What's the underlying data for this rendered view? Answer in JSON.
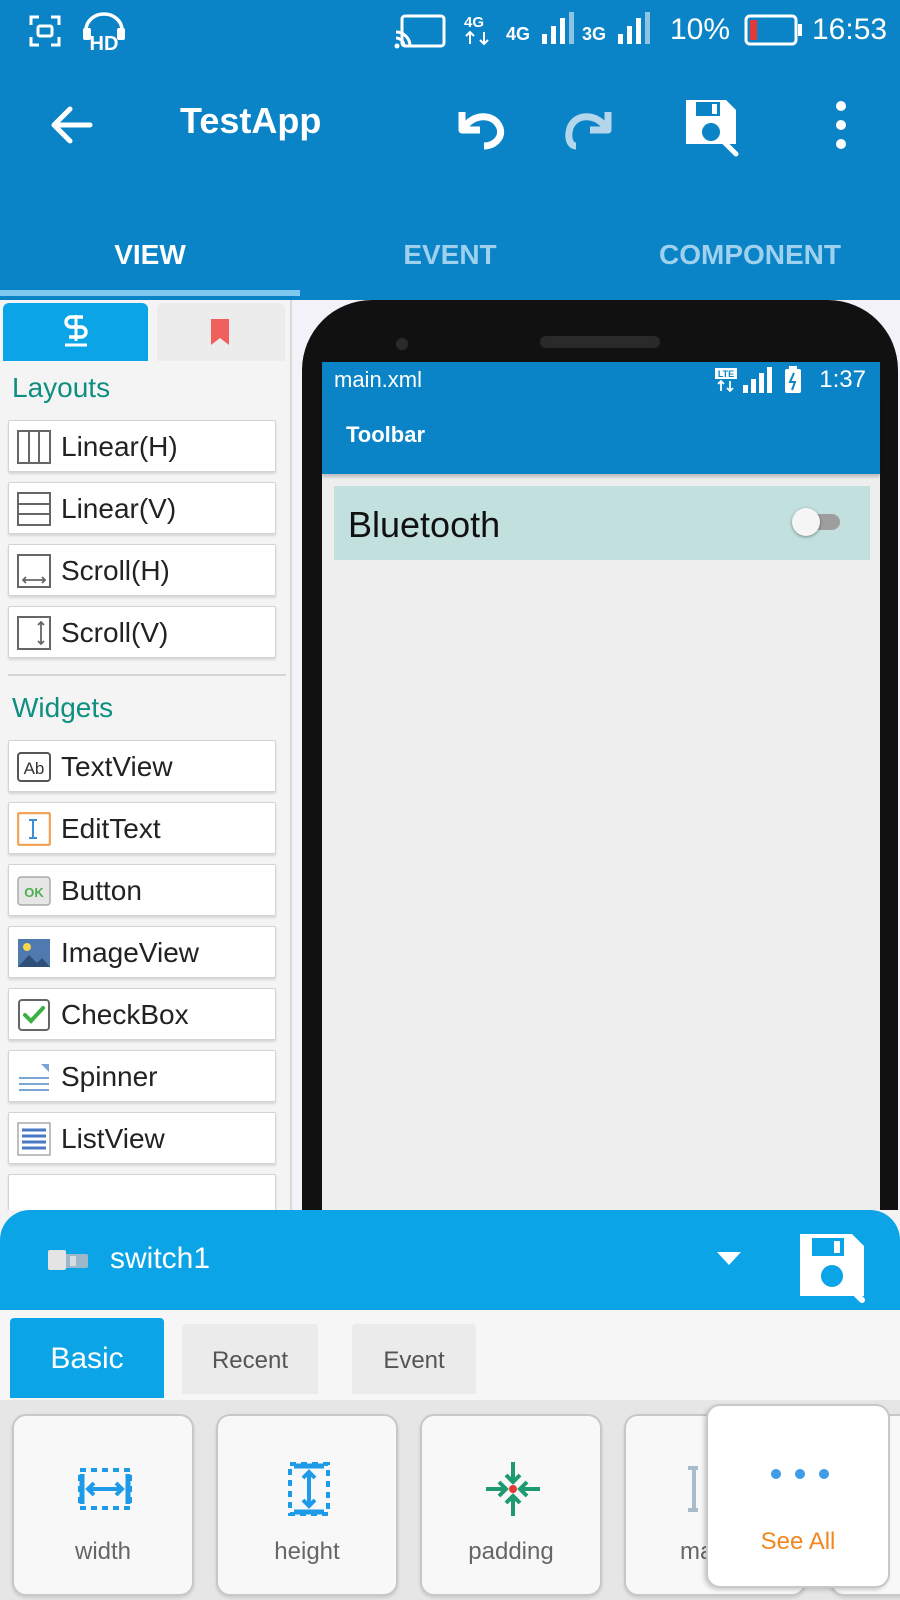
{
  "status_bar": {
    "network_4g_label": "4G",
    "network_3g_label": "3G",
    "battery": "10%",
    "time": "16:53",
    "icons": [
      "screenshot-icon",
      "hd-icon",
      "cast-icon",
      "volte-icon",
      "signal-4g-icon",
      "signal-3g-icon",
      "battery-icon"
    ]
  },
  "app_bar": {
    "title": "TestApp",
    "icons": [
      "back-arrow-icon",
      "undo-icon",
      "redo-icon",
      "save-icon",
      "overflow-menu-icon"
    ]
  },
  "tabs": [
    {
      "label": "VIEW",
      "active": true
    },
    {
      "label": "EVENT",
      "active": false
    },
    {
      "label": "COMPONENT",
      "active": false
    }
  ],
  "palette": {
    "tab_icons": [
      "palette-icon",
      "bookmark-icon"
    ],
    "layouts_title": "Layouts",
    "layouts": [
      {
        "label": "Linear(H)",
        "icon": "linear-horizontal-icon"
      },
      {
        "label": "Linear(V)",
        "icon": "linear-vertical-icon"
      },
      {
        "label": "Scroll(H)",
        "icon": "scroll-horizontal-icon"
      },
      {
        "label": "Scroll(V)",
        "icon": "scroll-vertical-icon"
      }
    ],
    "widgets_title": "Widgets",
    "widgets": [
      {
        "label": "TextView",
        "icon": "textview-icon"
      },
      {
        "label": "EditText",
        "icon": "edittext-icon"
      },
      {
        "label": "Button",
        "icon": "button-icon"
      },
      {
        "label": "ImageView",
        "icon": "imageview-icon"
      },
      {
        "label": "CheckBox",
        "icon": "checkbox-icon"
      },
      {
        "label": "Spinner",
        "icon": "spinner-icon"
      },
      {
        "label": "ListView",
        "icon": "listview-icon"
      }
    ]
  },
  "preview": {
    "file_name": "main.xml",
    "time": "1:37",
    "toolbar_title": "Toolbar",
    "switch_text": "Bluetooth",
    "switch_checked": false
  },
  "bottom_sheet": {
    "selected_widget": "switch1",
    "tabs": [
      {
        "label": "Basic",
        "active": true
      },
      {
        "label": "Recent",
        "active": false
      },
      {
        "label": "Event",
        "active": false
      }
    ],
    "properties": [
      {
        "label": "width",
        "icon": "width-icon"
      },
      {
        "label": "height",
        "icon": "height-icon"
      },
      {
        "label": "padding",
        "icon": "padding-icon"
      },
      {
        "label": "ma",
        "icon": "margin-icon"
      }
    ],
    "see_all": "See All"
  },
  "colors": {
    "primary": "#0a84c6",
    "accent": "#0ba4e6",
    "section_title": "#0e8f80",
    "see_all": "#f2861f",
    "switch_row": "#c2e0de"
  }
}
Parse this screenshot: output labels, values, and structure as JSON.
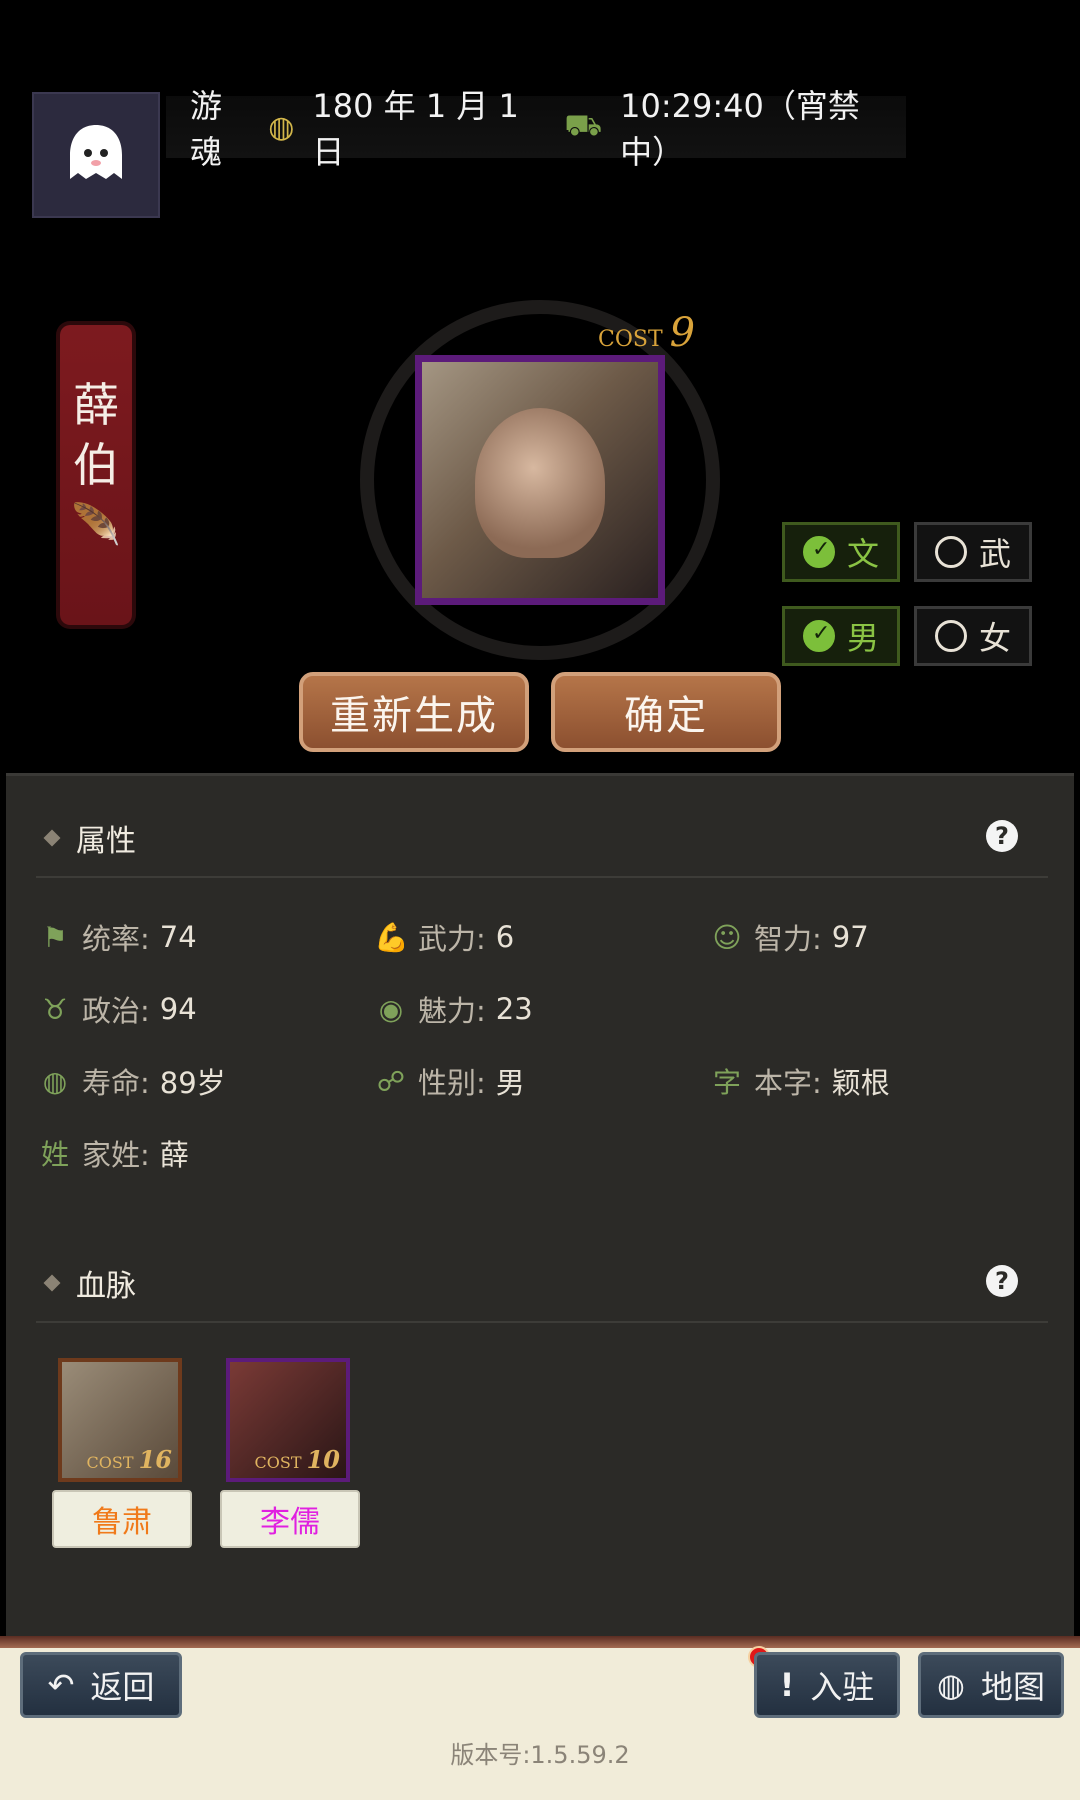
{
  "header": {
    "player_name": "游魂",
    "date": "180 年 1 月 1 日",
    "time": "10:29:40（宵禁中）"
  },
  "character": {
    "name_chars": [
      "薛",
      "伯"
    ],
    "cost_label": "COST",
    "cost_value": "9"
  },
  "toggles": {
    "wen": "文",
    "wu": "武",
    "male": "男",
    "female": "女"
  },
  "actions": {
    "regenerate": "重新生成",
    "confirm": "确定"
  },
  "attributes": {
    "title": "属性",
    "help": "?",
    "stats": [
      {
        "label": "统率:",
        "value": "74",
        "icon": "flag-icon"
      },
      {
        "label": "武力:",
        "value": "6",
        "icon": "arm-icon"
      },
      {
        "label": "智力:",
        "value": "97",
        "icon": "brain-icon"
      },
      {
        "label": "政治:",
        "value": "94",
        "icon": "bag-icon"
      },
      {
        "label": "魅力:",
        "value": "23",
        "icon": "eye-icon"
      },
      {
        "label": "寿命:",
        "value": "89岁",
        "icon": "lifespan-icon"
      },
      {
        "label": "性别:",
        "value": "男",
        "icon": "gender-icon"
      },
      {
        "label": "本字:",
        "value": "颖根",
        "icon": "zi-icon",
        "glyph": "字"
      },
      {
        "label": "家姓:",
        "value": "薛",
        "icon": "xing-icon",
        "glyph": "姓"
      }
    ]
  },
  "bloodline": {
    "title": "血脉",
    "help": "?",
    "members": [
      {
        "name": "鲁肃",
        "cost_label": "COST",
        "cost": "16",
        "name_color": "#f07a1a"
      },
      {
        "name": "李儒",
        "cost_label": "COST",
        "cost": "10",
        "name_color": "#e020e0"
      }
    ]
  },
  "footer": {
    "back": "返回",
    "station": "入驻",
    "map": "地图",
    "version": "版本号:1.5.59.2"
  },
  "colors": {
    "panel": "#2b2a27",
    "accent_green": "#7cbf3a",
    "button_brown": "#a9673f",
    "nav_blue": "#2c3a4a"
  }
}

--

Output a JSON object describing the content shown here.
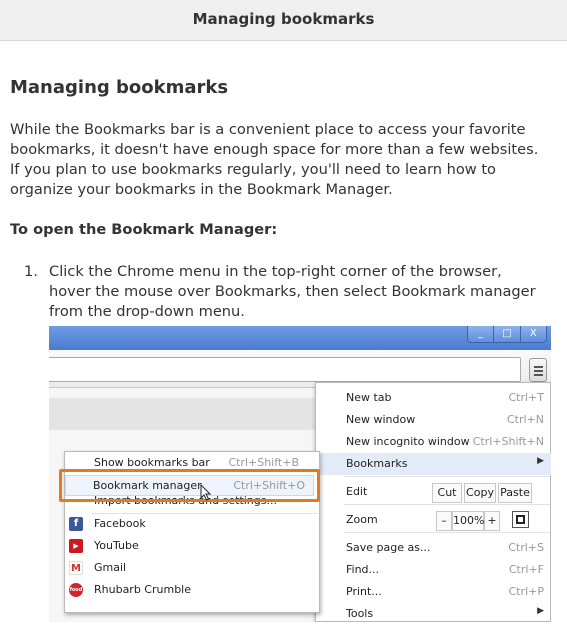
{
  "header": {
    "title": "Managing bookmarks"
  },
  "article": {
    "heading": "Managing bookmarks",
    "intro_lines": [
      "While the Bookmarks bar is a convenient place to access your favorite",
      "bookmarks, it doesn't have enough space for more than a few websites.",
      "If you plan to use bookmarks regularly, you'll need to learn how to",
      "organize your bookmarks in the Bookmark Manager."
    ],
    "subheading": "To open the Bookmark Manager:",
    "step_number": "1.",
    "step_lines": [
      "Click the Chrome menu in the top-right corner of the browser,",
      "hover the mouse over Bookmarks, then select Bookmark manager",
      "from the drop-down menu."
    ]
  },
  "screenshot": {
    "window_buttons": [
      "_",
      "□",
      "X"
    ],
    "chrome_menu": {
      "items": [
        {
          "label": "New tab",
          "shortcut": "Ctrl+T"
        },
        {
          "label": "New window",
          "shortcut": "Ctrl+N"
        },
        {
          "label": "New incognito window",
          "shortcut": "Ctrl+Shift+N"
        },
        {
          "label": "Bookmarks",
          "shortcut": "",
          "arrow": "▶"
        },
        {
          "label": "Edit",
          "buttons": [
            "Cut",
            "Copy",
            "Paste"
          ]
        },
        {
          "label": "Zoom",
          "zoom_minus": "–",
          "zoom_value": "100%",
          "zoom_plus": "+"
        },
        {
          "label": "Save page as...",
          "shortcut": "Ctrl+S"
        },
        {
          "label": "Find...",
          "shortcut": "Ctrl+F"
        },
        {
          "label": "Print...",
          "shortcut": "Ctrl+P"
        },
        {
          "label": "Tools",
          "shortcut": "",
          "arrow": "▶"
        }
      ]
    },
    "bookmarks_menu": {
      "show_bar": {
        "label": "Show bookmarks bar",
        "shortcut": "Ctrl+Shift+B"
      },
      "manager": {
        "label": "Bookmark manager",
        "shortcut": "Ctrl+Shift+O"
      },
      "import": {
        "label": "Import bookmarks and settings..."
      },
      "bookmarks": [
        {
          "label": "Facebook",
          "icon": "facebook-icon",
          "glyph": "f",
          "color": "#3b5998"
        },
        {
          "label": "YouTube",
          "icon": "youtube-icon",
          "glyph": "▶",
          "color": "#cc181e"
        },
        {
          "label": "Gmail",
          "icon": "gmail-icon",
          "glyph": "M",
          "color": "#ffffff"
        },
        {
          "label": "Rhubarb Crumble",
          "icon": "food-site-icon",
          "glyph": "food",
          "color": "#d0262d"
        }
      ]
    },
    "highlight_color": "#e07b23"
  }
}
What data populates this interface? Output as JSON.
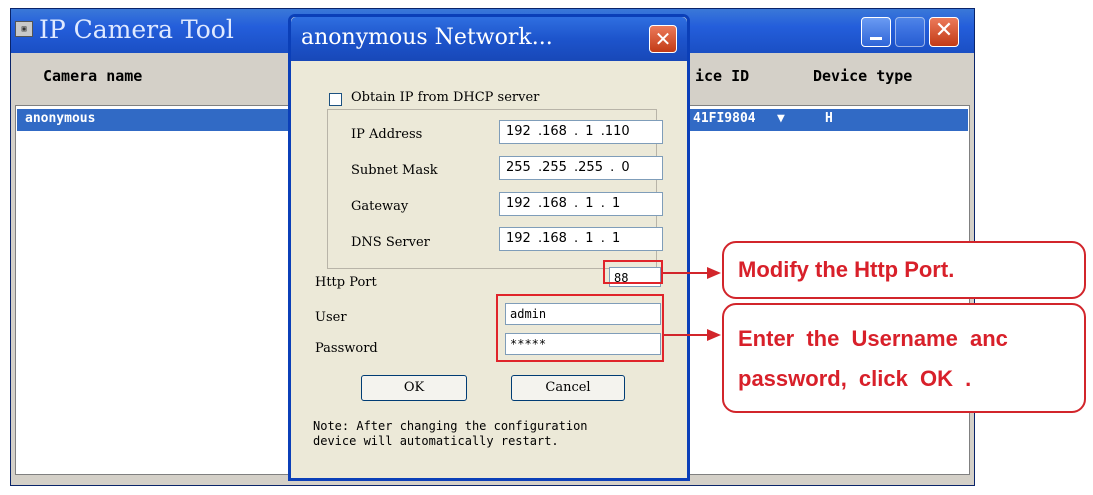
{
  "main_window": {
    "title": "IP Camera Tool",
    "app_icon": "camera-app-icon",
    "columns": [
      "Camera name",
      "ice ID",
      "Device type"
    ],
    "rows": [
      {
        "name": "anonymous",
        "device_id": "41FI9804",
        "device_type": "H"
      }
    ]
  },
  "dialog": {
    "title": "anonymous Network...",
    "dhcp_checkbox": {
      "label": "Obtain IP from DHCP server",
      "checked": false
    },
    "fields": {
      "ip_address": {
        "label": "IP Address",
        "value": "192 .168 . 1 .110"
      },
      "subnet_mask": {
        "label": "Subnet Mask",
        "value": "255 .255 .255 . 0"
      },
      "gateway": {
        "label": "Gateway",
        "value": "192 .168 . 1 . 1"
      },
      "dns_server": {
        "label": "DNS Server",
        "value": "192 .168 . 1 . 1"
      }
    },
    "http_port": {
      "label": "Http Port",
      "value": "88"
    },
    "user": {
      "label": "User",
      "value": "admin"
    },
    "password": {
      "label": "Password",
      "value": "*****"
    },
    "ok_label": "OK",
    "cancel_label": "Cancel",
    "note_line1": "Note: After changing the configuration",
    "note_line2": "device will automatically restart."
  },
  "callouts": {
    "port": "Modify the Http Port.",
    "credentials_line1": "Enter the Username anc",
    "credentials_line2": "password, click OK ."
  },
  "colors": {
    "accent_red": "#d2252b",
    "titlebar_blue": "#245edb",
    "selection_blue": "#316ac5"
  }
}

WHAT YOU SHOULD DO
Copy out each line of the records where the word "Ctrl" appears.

EXERCISE OUTPUT
          "shortcut": "Ctrl+T"
          "shortcut": "Ctrl+N"
          "shortcut": "Ctrl+Shift+N"
          "shortcut": "Ctrl+S"
          "shortcut": "Ctrl+F"
          "shortcut": "Ctrl+P"
        "shortcut": "Ctrl+Shift+B"
        "shortcut": "Ctrl+Shift+O"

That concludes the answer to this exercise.